Have you ever been mistaken for someone famous? It has happened to me at least twice, both times with amusing results.
The most recent was last week whilst I was on a break in the Lakes. I was there partly to set up the book launch for my latest book [All or nothing at all: the life of Billy Bland]. As part of this task I had arranged to meet Chris, the owner of The Fellpack/The Round eateries in Keswick. When The Round had just opened I had called in and donated a signed copy of my book [The Round: in Bob Graham’s footsteps] which they have on the shelves now. My wife and I met him last week to look at the possibility of using the upstairs room at The Round for the launch – which will be in July. After the chat we had sat down for a meal in The Round [they do possibly THE best burgers around, btw]. Chris came over as our food was delivered and asked if he could take a photo of the author of the definitive book on the Bob Graham Round, in The Round bar, eating a Round burger. I said fine and sat holding my book and waiting to eat my veg burger. After Chris walked away the guy on the table next to us said: “Are you Bob Graham?”. He had recently started running on the fells, but obviously didn’t know his history, as Bob Graham did the BGR in 1932, and had died in 1966! We discussed the fells, and the book, and by the end of the chat I think I had convinced him to go to Bookends shop in the morning to buy a copy.
If I tell the story of the earlier occasion it happened, I should point out that though it amused my friends and I, now I am certainly not proud of behaviour at that time.
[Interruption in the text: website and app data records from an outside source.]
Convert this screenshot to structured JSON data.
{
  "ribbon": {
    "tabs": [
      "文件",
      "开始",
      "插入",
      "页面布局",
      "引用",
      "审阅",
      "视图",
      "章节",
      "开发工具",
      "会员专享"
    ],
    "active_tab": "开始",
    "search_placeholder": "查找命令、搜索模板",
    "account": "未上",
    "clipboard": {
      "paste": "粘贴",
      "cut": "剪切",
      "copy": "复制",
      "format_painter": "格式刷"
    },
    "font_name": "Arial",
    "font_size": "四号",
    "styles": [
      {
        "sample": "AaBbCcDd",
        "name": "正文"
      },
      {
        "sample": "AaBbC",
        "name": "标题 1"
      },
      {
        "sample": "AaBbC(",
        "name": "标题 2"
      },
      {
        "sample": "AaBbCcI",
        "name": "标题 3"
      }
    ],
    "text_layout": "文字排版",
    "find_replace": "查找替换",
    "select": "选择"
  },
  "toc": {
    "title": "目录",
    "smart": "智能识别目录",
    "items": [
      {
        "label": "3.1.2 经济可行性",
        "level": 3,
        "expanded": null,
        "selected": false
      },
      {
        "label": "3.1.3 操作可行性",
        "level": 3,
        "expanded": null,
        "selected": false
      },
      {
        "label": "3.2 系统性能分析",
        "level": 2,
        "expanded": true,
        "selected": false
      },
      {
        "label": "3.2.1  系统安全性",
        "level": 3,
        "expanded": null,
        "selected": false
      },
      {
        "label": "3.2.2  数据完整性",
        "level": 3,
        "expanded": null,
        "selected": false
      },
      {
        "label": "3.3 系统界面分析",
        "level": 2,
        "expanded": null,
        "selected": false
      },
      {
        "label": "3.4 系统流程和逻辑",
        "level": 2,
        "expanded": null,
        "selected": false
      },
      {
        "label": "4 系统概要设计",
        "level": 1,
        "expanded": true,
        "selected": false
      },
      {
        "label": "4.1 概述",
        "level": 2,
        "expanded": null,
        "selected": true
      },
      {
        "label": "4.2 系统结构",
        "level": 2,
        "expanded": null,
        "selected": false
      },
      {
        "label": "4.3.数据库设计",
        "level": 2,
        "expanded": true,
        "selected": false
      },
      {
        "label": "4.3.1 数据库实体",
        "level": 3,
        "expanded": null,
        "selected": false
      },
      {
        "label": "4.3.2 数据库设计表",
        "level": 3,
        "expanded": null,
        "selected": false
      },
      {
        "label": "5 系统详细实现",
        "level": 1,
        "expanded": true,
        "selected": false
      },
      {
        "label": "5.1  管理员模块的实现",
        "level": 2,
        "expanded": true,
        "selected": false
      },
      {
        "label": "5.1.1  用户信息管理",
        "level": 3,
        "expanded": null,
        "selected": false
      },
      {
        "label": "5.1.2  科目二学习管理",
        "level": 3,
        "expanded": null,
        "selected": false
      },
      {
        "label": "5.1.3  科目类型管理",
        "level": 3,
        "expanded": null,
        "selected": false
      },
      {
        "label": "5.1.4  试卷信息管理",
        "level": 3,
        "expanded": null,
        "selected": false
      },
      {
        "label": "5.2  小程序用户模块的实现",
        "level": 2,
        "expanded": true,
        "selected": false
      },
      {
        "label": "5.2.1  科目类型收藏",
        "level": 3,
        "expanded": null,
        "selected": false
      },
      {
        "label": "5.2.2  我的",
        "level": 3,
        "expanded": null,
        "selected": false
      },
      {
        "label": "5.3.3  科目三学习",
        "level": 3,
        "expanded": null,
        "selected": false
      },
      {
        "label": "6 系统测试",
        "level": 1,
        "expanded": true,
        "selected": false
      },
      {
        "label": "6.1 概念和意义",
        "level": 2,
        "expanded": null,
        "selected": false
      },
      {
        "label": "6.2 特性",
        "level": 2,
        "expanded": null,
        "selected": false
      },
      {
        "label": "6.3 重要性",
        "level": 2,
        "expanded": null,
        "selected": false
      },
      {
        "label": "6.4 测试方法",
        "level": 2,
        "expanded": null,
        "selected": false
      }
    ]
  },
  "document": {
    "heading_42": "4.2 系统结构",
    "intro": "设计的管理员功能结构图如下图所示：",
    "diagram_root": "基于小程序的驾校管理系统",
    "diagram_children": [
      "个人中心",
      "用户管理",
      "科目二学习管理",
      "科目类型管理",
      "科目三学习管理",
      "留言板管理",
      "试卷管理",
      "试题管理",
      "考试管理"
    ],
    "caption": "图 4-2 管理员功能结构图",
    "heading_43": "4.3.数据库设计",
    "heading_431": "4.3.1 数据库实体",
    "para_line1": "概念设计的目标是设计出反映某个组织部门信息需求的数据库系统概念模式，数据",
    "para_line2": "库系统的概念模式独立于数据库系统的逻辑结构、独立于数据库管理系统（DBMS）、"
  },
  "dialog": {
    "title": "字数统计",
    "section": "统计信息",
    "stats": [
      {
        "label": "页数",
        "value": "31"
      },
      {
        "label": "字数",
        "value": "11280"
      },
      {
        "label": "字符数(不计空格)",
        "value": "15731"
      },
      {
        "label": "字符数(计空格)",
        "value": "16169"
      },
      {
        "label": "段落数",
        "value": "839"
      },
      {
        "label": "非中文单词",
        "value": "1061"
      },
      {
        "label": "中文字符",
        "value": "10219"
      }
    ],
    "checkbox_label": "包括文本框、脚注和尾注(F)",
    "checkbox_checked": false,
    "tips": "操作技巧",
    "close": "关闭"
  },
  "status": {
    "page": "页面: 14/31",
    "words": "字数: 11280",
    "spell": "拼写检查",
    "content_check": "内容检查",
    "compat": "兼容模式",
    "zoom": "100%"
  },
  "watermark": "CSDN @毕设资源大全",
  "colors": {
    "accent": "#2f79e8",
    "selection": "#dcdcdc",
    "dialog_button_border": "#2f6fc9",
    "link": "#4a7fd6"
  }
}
It was many years ago, and I was with some friends in a pub in Edale after a long day in the hills. It is fair to say that drinks had already been taken, when I guy comes up to me to ask if I was Doug Scott (the reknowned climber and now organiser of Community Action Nepal). I don’t know why (but see last sentence) but I said “yes” – I looked a fair bit like him at the time (specs, scraggy hair, beard, in mountain gear – sorry Doug). This would have been fine, then the guy offered me a drink, and plied me with drinks all evening. Then it got worse. He came over and asked if I would sign his book. It was a book about Everest, which of course Doug had pioneered a new route up in 1975. Carrying on my ridiculously fraudulent behaviour I signed it ‘Doug Scott’ with a flourish. Just as I was doing it I saw that it had already been signed by Edmund Hillary. If only the guy knew, the value of his book and signature had just plummeted down. I left the pub soon after that.
The coda to that story is that I met Doug Scott at a book award ceremony in the North Lakes a couple of years ago and couldn’t resist telling him the story. He had a good laugh about it and said he would be retelling it for a while!
So here it is then: I can reveal both the title and the synopsis of my fourth fell running book, to be published by Sandstone Press later this year.
This was my original synopsis, as pitched to the publisher back in early 2018:
The book will tell the story of Borrowdale man Billy Bland, and of his extended family, many of whom competed in fell running, and one of whom is considered to have been one of the best in the sport for a period (his nephew, Gavin Bland). Billy and Gavin achieved greatness whilst still working full time in traditional Lake District jobs (as quarryman/stonewaller and shepherd respectively), being a million miles away from the professionalism of other branches of athletics. Billy set records in the ‘80s and ‘90s that have not been beaten since. This, then, is the story of the Blands of Borrowdale.
The book will give the background to Billy’s life; including his parents, his upbringing, introduction to the sport, training, working life, later cycling achievements, legacy and community involvement, plus his records and achievements. The scope will be extended to include details of the other related fell running Blands – see family tree diagram. His family know Borrowdale. Billy worked at quarrying/stonewalling, brother Stuart in tourism, and nephews Jonathon and Gavin farming. They are all in a position to reflect on changes in the Borrowdale valley in their lifetimes, a topic dealt with in a separate chapter.
The book’s treatment will be thematic rather than chronological, to avoid being a listing of races and times. The highlights of his achievements will be included in the sub-sections dealing with Billy’s: life choices, physical ability, training, rivals, mental aspects, injuries/setbacks, and relationships. It will also explore why the Blands have stayed so local, and never came off the fells to perform in other branches of athletics.
Taken at face value Billy Bland seems to be a straightforward man, who happened to be exceptionally good at running up and down hills (he was also a county level footballer when young, had no coach, was fell running champion, and formed Borrowdale Fellrunners). But look closer and there are a series of tensions and conflicts that moulded his character and affected his life over the years.